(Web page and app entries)

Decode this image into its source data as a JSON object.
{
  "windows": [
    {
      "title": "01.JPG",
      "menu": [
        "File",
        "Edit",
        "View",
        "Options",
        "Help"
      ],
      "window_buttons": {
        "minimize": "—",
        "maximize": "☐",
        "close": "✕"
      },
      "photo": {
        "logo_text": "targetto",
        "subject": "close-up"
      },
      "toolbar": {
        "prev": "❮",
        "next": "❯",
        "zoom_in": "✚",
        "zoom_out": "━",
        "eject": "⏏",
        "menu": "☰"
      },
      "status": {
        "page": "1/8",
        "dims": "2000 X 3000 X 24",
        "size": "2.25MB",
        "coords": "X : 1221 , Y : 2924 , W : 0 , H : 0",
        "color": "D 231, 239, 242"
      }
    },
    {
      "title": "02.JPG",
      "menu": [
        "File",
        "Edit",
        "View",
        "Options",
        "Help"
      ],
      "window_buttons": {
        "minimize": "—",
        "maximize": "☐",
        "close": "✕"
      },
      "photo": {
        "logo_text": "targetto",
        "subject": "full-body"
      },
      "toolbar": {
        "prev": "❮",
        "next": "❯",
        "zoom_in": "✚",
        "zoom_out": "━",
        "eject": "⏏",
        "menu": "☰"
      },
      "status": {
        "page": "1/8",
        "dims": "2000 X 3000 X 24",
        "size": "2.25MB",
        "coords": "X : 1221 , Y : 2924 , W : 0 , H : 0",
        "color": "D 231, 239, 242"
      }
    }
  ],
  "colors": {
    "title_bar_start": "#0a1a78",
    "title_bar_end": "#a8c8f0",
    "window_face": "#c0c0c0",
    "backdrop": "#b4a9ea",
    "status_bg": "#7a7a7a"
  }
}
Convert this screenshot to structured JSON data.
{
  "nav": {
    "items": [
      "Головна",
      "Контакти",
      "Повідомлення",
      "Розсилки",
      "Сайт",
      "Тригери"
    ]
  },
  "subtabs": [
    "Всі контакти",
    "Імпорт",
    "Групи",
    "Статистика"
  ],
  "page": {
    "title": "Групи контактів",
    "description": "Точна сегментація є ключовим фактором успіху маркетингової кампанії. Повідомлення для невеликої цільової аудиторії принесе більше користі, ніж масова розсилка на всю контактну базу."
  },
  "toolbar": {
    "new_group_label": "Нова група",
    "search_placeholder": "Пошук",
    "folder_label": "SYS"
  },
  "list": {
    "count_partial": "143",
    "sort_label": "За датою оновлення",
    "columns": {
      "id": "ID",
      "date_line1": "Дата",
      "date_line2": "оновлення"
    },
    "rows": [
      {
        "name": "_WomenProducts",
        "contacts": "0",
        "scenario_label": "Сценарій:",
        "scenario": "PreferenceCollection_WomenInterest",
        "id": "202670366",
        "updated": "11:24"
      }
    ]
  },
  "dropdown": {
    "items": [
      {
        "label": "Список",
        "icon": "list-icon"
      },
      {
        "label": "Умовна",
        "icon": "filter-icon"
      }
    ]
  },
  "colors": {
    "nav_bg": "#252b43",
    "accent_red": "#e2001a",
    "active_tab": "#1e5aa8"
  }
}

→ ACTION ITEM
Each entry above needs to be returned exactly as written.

→ TASK RESULT
Decode this image into its source data as a JSON object.
{
  "windows": [
    {
      "title": "01.JPG",
      "menu": [
        "File",
        "Edit",
        "View",
        "Options",
        "Help"
      ],
      "window_buttons": {
        "minimize": "—",
        "maximize": "☐",
        "close": "✕"
      },
      "photo": {
        "logo_text": "targetto",
        "subject": "close-up"
      },
      "toolbar": {
        "prev": "❮",
        "next": "❯",
        "zoom_in": "✚",
        "zoom_out": "━",
        "eject": "⏏",
        "menu": "☰"
      },
      "status": {
        "page": "1/8",
        "dims": "2000 X 3000 X 24",
        "size": "2.25MB",
        "coords": "X : 1221 , Y : 2924 , W : 0 , H : 0",
        "color": "D 231, 239, 242"
      }
    },
    {
      "title": "02.JPG",
      "menu": [
        "File",
        "Edit",
        "View",
        "Options",
        "Help"
      ],
      "window_buttons": {
        "minimize": "—",
        "maximize": "☐",
        "close": "✕"
      },
      "photo": {
        "logo_text": "targetto",
        "subject": "full-body"
      },
      "toolbar": {
        "prev": "❮",
        "next": "❯",
        "zoom_in": "✚",
        "zoom_out": "━",
        "eject": "⏏",
        "menu": "☰"
      },
      "status": {
        "page": "1/8",
        "dims": "2000 X 3000 X 24",
        "size": "2.25MB",
        "coords": "X : 1221 , Y : 2924 , W : 0 , H : 0",
        "color": "D 231, 239, 242"
      }
    }
  ],
  "colors": {
    "title_bar_start": "#0a1a78",
    "title_bar_end": "#a8c8f0",
    "window_face": "#c0c0c0",
    "backdrop": "#b4a9ea",
    "status_bg": "#7a7a7a"
  }
}
Convert this screenshot to structured JSON data.
{
  "nav": {
    "items": [
      "Головна",
      "Контакти",
      "Повідомлення",
      "Розсилки",
      "Сайт",
      "Тригери"
    ]
  },
  "subtabs": [
    "Всі контакти",
    "Імпорт",
    "Групи",
    "Статистика"
  ],
  "page": {
    "title": "Групи контактів",
    "description": "Точна сегментація є ключовим фактором успіху маркетингової кампанії. Повідомлення для невеликої цільової аудиторії принесе більше користі, ніж масова розсилка на всю контактну базу."
  },
  "toolbar": {
    "new_group_label": "Нова група",
    "search_placeholder": "Пошук",
    "folder_label": "SYS"
  },
  "list": {
    "count_partial": "143",
    "sort_label": "За датою оновлення",
    "columns": {
      "id": "ID",
      "date_line1": "Дата",
      "date_line2": "оновлення"
    },
    "rows": [
      {
        "name": "_WomenProducts",
        "contacts": "0",
        "scenario_label": "Сценарій:",
        "scenario": "PreferenceCollection_WomenInterest",
        "id": "202670366",
        "updated": "11:24"
      }
    ]
  },
  "dropdown": {
    "items": [
      {
        "label": "Список",
        "icon": "list-icon"
      },
      {
        "label": "Умовна",
        "icon": "filter-icon"
      }
    ]
  },
  "colors": {
    "nav_bg": "#252b43",
    "accent_red": "#e2001a",
    "active_tab": "#1e5aa8"
  }
}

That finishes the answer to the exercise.